      “It’s also looking like it may have some ability to reverse things like antibiotic resistance or for sensitising tumour cells, so that targeted treatments work even better – a double whammy.”

      “Farmers have responded enthusiastically to the possibilities that solanesol production could offer. Peter Grewar, chairman of the Potatoes Working Group at NFU Scotland, said: “I always knew potatoes were good for you but this is taking it to a whole new level. The research is obviously in its very early stages but the potential for ‘tattie shaw solanesol’ means that it could be a fairly exciting prospect.”
      https://www.scotsman.com/news/environment/scientists-hope-harvest-wonder-drug-potatoes-1465881

      Potatoes
      “An average potato has a nicotine concentration of 15 ng/g. This concentration is considerably higher in green and sprouting potatoes with a reported 42.8 ng/g compared to the 4.3 ng/g in ripe potatoes. … Potatoes also contain a nicotine alkaloid called solanine, which is highly concentrated on its skin.”
      https://testcountry.com/blogs/nicotine/6-common-food-with-nicotine-content

  6. Dr Evil says:
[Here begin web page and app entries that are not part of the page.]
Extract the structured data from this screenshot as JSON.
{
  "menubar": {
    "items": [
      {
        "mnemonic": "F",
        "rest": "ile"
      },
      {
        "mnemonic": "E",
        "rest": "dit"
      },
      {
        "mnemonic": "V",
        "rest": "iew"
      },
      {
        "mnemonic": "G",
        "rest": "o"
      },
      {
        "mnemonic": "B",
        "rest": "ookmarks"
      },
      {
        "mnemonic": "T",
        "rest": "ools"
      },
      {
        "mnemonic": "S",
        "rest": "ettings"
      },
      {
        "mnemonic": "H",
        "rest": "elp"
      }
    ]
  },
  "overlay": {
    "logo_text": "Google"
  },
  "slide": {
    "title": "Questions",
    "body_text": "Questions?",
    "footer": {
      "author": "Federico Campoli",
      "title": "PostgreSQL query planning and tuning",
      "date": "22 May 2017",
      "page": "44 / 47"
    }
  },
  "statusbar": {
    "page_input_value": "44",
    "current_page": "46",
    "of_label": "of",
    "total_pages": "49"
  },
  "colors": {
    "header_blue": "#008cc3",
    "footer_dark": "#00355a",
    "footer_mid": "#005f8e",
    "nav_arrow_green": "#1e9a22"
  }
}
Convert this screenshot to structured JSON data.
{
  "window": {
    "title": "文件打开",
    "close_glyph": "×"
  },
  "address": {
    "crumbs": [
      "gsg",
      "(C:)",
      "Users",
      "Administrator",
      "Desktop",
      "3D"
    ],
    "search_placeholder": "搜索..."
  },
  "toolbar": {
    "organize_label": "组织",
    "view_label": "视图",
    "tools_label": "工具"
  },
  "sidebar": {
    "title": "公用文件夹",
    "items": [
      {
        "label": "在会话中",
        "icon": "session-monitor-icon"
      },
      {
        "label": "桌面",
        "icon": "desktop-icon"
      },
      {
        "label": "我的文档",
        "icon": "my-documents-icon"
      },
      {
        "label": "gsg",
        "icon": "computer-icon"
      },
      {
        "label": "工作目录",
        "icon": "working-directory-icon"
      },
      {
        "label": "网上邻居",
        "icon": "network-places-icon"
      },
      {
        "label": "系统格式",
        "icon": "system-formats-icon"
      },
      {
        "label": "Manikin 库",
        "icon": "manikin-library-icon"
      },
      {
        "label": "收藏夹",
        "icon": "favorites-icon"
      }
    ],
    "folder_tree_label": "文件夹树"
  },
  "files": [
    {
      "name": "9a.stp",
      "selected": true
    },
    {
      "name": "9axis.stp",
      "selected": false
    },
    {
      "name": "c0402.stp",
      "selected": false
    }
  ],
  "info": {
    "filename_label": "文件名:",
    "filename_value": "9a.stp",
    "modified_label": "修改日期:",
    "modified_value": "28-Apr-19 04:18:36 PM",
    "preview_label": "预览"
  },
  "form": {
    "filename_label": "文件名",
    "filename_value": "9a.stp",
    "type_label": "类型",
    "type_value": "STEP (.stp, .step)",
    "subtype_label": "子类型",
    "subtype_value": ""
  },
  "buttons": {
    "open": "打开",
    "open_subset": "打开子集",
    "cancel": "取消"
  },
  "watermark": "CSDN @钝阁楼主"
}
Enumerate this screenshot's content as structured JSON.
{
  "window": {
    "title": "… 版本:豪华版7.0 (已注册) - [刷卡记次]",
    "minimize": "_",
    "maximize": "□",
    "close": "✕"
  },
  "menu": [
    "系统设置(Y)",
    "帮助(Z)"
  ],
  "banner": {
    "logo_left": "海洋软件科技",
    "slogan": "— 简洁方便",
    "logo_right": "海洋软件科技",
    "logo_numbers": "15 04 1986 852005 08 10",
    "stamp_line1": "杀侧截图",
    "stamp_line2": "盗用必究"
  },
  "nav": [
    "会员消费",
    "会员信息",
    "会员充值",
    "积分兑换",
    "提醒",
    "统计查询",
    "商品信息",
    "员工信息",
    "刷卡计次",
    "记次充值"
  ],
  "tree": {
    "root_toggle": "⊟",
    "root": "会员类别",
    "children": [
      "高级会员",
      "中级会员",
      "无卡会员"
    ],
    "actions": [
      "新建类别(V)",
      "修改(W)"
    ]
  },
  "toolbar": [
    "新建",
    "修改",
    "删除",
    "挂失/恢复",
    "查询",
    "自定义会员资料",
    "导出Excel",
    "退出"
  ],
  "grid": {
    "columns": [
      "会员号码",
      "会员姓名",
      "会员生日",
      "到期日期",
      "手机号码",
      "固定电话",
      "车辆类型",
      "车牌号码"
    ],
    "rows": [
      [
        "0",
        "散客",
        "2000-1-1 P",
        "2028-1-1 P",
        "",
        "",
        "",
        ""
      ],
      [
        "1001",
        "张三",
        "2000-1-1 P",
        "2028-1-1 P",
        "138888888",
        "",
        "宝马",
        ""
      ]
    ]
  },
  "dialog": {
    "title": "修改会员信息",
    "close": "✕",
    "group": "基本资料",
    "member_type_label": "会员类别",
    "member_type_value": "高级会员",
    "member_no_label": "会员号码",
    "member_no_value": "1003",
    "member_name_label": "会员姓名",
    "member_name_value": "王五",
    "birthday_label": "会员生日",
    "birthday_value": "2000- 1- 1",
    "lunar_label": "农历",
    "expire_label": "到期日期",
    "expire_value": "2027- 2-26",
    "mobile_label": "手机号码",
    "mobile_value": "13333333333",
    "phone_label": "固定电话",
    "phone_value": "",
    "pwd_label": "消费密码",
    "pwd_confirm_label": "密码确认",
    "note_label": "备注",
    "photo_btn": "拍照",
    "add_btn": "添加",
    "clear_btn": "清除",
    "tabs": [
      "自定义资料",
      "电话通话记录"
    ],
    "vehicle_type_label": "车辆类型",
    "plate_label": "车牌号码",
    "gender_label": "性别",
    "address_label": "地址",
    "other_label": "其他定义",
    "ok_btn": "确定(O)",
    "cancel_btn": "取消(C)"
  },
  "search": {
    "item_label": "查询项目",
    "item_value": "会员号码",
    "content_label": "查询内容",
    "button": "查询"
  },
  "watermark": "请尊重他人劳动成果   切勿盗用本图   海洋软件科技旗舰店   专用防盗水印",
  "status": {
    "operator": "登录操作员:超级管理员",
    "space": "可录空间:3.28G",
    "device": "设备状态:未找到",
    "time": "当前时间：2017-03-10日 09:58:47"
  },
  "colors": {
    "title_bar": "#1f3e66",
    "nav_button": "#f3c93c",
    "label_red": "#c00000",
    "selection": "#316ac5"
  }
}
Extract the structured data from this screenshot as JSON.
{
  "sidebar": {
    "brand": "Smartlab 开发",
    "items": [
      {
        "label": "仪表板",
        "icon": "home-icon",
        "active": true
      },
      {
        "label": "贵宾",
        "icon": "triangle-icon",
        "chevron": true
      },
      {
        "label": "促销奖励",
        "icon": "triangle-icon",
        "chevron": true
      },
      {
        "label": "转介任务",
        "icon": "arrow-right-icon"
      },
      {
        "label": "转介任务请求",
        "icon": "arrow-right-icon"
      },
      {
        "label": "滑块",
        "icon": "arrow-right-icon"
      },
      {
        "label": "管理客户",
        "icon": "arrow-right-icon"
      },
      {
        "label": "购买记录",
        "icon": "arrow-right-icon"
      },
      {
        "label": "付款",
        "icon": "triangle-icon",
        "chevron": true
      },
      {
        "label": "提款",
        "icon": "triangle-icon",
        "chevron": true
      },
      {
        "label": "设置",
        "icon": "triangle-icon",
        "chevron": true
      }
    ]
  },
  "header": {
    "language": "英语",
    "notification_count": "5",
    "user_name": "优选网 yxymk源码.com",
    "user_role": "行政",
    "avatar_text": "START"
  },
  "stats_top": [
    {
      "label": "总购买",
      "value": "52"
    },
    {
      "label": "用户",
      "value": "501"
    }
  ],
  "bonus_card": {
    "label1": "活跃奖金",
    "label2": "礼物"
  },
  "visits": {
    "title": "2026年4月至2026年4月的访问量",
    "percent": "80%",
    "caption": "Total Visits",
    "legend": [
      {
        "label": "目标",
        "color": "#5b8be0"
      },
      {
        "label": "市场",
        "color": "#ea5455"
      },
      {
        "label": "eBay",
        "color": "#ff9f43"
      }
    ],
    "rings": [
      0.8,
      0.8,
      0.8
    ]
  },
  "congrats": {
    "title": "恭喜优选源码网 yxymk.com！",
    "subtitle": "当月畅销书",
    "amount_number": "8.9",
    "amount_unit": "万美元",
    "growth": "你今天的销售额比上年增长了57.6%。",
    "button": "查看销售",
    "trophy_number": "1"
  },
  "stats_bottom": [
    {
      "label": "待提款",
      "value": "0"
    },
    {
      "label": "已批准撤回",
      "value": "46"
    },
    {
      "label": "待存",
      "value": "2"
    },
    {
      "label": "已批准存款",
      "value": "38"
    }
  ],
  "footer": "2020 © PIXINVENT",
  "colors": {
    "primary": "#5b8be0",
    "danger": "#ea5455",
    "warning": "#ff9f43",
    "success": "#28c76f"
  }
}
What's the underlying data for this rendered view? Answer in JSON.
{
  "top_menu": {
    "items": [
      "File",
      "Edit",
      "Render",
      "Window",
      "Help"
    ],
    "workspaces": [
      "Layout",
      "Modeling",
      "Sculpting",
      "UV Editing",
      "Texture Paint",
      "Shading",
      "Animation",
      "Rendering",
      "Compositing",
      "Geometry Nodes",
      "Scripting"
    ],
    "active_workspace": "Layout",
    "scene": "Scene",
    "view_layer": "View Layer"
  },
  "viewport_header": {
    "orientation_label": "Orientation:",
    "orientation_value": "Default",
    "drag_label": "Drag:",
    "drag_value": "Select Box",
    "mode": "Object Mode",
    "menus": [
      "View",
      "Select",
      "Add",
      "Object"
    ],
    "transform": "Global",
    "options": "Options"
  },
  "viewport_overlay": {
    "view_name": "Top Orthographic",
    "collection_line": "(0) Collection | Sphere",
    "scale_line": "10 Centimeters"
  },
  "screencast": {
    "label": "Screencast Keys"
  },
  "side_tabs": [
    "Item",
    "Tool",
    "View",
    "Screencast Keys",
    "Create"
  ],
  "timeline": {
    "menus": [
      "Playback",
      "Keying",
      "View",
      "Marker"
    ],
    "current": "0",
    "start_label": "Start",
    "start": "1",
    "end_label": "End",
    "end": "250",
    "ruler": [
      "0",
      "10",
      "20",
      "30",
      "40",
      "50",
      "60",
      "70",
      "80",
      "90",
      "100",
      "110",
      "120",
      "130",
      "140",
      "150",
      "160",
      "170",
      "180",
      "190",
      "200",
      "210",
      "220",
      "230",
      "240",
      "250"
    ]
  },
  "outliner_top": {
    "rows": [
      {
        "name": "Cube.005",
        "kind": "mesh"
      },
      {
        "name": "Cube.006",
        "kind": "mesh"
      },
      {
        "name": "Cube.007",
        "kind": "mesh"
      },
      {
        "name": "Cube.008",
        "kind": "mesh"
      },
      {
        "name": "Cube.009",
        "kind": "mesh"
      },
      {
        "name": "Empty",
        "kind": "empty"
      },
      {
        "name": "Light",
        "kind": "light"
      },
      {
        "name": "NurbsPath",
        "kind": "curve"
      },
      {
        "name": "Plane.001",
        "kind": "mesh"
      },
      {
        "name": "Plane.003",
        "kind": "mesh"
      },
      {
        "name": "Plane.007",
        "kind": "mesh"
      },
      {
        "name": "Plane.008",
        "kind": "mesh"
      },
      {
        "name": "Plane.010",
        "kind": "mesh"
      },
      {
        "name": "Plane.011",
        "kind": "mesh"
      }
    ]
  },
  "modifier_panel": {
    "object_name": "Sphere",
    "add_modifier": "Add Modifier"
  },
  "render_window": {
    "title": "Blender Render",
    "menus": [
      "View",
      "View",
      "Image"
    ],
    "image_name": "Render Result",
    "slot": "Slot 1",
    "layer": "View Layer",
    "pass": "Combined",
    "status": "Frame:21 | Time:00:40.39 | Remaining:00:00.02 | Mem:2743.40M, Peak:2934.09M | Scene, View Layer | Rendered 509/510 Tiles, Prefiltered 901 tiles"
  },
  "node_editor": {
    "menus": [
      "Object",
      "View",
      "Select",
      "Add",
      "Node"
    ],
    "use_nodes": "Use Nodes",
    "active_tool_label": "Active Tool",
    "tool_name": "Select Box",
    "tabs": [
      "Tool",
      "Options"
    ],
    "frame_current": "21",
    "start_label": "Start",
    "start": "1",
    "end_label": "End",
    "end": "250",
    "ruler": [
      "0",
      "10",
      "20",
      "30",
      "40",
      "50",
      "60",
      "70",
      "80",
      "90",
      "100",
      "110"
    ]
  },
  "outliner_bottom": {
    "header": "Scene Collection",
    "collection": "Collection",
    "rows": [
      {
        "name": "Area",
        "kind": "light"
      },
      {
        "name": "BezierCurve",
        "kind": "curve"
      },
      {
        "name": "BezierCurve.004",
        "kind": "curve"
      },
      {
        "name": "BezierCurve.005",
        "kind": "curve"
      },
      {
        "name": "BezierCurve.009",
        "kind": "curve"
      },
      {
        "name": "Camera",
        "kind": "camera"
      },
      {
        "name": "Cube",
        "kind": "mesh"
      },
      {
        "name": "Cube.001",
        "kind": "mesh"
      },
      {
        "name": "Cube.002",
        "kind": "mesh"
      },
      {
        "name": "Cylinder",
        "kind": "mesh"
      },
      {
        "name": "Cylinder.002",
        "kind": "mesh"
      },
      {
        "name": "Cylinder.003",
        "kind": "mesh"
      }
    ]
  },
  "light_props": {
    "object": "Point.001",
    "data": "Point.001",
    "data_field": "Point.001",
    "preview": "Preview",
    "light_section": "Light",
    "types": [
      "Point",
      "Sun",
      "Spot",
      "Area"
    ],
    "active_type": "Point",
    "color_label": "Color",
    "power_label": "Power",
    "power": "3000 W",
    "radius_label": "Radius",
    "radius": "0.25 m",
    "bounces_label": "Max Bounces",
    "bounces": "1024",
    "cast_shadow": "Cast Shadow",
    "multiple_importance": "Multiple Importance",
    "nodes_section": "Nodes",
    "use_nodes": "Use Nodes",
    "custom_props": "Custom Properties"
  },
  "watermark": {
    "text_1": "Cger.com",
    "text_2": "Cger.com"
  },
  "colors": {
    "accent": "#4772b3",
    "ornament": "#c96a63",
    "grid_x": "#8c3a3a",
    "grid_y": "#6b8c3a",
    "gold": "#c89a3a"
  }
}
    I feel exactly the same way. I’m sure that when Obama et al hectored the British public to vote Remain it convinced a load of people to vote leave. We do not like to be told what to think or what to do!

  7. Doonhamer says:

    Then, as with tobacco and vaping, they wiil commence redefining “junk-food”, which will be easy since they do not define it in the first place.
    First thing to go will be pig products. Guess why that one will be easy.
    Then they will work their way through the other meats. And dairy stuff
    Then anything that needs fertiliser or pest control.
    Then anything that has been transported more than 10 miles, or equivalent in leagues, or ms. Cos, you know, carbon footprint.
    At some point cannibalism might be acceptable, because, you know, efficient use of resourses.
    Nah. Impossible

  8. Clicky says:

  9. Александра Собина says:

    It appears that seat belts was the first thing of taking liberties. Tobacco came after.
    This old guy was talking about it while I was ironing..

  10. Joe L. says:

    This light-hearted obituary acheived minor national media coverage because it mentions her hatred of NFL quarterback Tom Brady. However, it was #2 on the list of “5 Things about Carole” that caught my eye (emphasis mine):

    SCARSELLA – Carole
    Of Lackawanna, NY, entered into rest on July 19, 2020. Beloved mother of Norma Milholland and Remo (Jari) Scarsella; cherished grandmother of Christopher, Maxwell (Meghan), Agatha, RJ, Chad, Brandon, and Chelsea; predeceased by her parents, Remo and Agatha Scarsella and brother, Richard; survived by her brother Lewis (Mary) and sister-in-law, Eileen, as well as many nieces and nephews. 5 Things about Carole: 1) She loved to read. Her favorite author was Stephen King. She had a private library of hundreds of books. 2) She loved to smoke. She smoked millions of cigarettes. 3) She loved slot machines and Facebook games. She never won millions, but she had the biggest farm in all of Farmville and made it to the millionth level on Candy Crush. 4) She was an avid sports fan. She loved the New York Yankees and Lebron James. She HATED Tom Brady. 5) When her children were growing up, she was involved with their school PTA, coached their sports teams, and volunteered through Lackawanna Little Leagues. She was a mother, father, coach, mentor and friend. Private funeral services were held with Carole’s immediate family.

    Ms. Scarsella was an unapologetic smoker who seemed to have a great sense of humor. Sounds like she would have fit in well ’round these parts. Rest in peace, Carole.

No need to log in

Fill in your details below or click an icon to log in:

WordPress.com Logo

You are commenting using your WordPress.com account. Log Out /  Change )

Google photo

You are commenting using your Google account. Log Out /  Change )

Twitter picture

You are commenting using your Twitter account. Log Out /  Change )

Facebook photo

You are commenting using your Facebook account. Log Out /  Change )

Connecting to %s

This site uses Akismet to reduce spam. Learn how your comment data is processed.